Seated at a desk, her arms folded in modesty, Myisha Wilkerson raised her whisper of a voice to speak three short words: "Harvard or Yale." The 16-year-old sophomore at Cherry Hill's Southside Academy has her sights on where she will complete undergraduate studies before pursuing a career as a lawyer.
Wilkerson said most students her age don't seem to have a precise plan for their education. For them, it's too early to think about college. At Southside Academy, there's no such thing as starting too early. The 2-year-old public high school sent its 25 10th-graders off to college this week.
On Sunday, the class boarded buses for Bowie State University in Prince George's County to participate in the academy's Pre-College Week program. Chaperoned by Principal Peggy Jackson-Jobe and one of the academy's nine teachers, the 10th-graders rode to what could be their academic futures.
Experts say visiting college early makes it more likely students will pursue higher education. Southside's faculty hopes the taste of college, which ended yesterday, will make their students hungry to attend.
"I wanted to get away from my grandmother for a week," Misha Bushrod, 17, said of her motivation for spending a week in a college dorm. Scrunching her face at the prospect of a four-year school, Bushrod says she plans to attend a two-year institution. "I'm tired," she said.
Bushrod said the college experience afforded her this week filled her with expectations of boredom. "The teachers talk too much; they make you go to sleep," she said.
"I was tired when I got up this morning," said Cosandra Lambert, 15, who didn't get much sleep in the dorm, which she described as "nice, but ... not like the ones you see on "A Different World."
Besides adjusting to scant sleep and cramped quarters, students attended freshman-level classes in algebra, African-American history, composition, political science and computer technology. Workshops covered filling out college applications, finding financial aid and career offerings in the sciences.
Jobe noted that many of the 10th-graders, if they follow through, will be the first in their families to go to college. "We want them to know that they are college material," says Jobe.
Last year, about 49 percent of city high school graduates said before graduation that they planned to attend two- or four-year colleges, according to a survey done by Baltimore City schools.
Tiara Fowlkes, 15, said the college experience taught her to "learn to do your work, put other people aside and do what you've got to do."
Fowlkes said it's important that she and her classmates attend college because "we want to be somewhere else, and get out of Cherry Hill, and see new places, and meet new people."
A federal study conducted from 1992 to 1996 found that a major national program like Southside's Pre-College Week has helped an increasing number of young people do just that.
The U.S. Department of Education found that Upward Bound's pre-college program led to a 10 percent reduction in high school dropouts, and a 13 percent increase in high school graduation of students who did not expect to earn a bachelor's degree or higher. These same students' college enrollment increased by 6 percent.

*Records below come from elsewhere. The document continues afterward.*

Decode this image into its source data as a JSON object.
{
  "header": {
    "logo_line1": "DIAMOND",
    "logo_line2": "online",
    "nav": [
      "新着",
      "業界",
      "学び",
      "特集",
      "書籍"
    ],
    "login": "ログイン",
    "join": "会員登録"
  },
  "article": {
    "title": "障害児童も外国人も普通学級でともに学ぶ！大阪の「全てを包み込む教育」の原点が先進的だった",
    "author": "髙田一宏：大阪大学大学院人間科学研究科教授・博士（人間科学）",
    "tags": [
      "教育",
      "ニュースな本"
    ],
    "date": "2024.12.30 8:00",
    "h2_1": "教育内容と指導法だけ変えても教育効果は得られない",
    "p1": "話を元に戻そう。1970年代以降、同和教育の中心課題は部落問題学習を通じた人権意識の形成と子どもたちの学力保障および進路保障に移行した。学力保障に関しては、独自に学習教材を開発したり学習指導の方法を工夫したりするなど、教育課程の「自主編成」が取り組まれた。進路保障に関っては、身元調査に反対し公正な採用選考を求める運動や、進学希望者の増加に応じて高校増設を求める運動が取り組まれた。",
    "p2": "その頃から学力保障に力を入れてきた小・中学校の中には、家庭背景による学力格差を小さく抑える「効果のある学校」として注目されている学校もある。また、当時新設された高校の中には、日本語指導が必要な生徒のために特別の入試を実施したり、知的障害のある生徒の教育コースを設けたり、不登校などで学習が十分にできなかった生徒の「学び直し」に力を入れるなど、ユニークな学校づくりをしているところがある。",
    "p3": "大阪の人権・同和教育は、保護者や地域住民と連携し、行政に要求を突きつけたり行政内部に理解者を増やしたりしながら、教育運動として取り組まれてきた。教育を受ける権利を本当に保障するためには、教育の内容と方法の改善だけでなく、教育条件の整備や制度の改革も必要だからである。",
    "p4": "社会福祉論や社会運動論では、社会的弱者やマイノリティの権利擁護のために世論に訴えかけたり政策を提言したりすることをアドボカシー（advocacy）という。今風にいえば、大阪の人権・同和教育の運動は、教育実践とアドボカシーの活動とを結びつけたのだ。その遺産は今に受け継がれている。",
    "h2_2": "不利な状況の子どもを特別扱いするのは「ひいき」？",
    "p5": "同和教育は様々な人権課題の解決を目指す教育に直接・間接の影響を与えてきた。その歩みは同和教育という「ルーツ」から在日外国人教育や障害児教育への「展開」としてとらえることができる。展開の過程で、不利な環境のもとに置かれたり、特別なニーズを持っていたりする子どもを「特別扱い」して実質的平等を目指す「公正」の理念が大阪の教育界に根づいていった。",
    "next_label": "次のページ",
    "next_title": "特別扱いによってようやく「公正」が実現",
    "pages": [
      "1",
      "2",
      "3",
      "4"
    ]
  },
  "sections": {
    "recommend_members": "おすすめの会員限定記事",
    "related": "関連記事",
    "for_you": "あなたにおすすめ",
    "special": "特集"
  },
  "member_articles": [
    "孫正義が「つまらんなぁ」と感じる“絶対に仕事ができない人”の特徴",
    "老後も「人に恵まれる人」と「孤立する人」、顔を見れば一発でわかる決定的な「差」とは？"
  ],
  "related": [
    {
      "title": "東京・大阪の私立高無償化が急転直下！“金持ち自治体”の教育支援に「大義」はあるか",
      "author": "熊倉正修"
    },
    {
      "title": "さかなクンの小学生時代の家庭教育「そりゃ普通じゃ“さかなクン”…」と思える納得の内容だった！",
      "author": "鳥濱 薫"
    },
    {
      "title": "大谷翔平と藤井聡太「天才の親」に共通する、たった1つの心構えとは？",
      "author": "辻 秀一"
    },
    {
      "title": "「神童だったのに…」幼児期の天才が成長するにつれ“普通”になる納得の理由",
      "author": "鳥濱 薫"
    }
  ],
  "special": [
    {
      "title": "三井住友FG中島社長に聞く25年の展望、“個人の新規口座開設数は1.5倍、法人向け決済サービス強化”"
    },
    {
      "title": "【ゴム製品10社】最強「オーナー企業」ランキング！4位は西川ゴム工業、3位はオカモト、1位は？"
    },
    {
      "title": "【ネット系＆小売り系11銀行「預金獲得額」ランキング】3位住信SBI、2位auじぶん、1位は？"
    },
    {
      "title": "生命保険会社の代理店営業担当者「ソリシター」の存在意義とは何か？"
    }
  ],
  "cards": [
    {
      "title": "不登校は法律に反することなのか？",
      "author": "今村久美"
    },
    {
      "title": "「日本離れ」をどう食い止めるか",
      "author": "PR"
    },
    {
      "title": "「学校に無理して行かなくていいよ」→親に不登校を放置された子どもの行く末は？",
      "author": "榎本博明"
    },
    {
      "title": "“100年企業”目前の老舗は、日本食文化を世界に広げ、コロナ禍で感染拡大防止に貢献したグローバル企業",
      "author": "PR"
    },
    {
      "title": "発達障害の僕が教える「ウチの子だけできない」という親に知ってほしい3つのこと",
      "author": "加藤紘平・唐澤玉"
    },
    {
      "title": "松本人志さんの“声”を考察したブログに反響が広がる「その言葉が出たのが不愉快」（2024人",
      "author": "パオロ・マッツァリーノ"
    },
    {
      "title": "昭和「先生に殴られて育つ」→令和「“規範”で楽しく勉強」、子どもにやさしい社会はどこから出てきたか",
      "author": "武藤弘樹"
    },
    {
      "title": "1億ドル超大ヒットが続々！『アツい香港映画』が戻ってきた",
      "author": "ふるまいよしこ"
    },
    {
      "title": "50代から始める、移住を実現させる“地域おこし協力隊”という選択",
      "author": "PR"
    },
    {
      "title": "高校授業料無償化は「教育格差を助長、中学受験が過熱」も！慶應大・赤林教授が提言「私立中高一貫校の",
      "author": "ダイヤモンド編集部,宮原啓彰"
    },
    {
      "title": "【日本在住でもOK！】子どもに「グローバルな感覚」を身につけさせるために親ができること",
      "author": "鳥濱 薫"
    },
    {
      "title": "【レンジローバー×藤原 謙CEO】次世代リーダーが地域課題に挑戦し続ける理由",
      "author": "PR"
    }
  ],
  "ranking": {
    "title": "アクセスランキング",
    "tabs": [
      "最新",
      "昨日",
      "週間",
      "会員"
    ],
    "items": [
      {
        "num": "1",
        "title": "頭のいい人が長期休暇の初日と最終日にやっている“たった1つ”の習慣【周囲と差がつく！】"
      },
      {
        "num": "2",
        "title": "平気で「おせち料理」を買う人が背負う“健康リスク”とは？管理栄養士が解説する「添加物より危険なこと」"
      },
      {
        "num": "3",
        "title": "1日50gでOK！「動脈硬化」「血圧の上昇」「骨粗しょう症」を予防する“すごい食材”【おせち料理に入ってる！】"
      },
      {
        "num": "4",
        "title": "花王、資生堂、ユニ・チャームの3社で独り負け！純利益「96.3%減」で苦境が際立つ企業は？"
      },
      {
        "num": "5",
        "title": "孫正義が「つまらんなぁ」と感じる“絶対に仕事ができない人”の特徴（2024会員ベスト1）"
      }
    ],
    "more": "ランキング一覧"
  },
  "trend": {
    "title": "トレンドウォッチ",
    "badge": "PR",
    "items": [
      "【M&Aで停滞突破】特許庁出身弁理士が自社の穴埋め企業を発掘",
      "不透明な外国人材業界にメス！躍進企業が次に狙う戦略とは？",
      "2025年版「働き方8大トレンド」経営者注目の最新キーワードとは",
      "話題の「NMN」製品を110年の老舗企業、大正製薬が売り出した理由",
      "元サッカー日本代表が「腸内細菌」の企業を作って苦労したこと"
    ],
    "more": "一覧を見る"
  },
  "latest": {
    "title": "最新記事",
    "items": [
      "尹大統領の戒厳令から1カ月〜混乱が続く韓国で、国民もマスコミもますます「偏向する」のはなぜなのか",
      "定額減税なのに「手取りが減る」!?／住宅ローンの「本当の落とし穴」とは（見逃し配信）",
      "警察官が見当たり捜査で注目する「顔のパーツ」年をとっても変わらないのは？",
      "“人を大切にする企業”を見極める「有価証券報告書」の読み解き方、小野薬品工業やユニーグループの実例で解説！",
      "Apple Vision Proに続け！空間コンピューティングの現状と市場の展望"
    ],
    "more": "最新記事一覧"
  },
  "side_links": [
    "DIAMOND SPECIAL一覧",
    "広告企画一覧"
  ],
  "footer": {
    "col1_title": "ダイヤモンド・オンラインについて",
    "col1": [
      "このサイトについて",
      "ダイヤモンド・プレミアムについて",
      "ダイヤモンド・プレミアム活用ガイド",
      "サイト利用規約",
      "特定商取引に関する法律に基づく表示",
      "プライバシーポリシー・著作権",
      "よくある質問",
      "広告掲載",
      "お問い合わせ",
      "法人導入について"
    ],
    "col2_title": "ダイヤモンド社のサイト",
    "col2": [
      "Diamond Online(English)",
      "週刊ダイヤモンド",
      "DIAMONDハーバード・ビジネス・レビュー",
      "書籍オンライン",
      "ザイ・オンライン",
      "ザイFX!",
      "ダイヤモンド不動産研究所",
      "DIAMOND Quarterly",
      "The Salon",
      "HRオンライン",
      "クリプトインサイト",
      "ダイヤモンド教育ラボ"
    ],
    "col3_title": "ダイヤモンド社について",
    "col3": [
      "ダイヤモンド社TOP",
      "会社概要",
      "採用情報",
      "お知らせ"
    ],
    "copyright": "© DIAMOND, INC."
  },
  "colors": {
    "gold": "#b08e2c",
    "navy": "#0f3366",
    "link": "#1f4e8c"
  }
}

Timothy McFadden, director of pre-college programs at Bowie State, said two or three from each class of 50 high school students who complete the university's six-week summer program return for enrollment. The university usually offers these students incentives for enrollment such as scholarships to pay for books and financial aid.
McFadden announced this week that the university will give two Southside Academy students scholarships to attend one of this summer's pre-college sessions.
As a further incentive, Southside Academy is raising funds to pay one year of tuition for all students on this week's trip who decide to go to college, Jobe said.
Because Southside started with only ninth-graders, the 10th-graders will become the academy's first graduating class in 2002. Until then, Jobe said, she'll encourage students to live by the motto on their school T-shirts, which reminds them that they are "a community of learners, leaders, and achievers."